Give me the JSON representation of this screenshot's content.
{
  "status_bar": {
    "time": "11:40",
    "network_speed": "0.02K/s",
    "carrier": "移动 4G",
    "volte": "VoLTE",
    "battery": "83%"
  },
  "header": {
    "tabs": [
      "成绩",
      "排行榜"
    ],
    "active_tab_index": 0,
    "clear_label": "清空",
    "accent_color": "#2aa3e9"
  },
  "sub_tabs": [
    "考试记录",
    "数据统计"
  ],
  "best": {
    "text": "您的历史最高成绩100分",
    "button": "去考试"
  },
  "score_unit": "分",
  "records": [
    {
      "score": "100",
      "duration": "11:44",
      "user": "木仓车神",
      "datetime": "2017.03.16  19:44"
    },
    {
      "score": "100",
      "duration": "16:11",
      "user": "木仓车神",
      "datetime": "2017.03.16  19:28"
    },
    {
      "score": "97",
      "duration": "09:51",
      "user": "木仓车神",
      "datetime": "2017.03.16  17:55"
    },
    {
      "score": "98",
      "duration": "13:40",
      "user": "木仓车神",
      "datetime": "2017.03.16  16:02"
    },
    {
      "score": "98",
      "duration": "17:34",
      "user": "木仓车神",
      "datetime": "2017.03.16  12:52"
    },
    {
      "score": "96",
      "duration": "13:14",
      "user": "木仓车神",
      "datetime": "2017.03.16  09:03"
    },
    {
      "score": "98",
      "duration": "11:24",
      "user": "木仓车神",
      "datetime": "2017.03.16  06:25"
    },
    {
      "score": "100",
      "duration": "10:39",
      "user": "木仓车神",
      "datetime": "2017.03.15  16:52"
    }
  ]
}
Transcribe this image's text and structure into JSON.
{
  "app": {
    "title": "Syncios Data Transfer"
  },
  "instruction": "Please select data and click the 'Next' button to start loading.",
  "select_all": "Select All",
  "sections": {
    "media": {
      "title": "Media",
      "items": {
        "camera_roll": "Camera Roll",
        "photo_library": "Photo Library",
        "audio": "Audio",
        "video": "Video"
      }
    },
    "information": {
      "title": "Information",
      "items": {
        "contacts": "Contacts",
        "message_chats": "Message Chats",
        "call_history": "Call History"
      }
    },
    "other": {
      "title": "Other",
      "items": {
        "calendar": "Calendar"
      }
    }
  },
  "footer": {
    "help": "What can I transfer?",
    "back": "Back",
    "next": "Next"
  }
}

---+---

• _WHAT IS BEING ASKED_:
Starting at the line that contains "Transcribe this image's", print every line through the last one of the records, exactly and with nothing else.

• _EXPECTED OUTPUT_:
Transcribe this image's text and structure into JSON.
{
  "app": {
    "title": "Syncios Data Transfer"
  },
  "instruction": "Please select data and click the 'Next' button to start loading.",
  "select_all": "Select All",
  "sections": {
    "media": {
      "title": "Media",
      "items": {
        "camera_roll": "Camera Roll",
        "photo_library": "Photo Library",
        "audio": "Audio",
        "video": "Video"
      }
    },
    "information": {
      "title": "Information",
      "items": {
        "contacts": "Contacts",
        "message_chats": "Message Chats",
        "call_history": "Call History"
      }
    },
    "other": {
      "title": "Other",
      "items": {
        "calendar": "Calendar"
      }
    }
  },
  "footer": {
    "help": "What can I transfer?",
    "back": "Back",
    "next": "Next"
  }
}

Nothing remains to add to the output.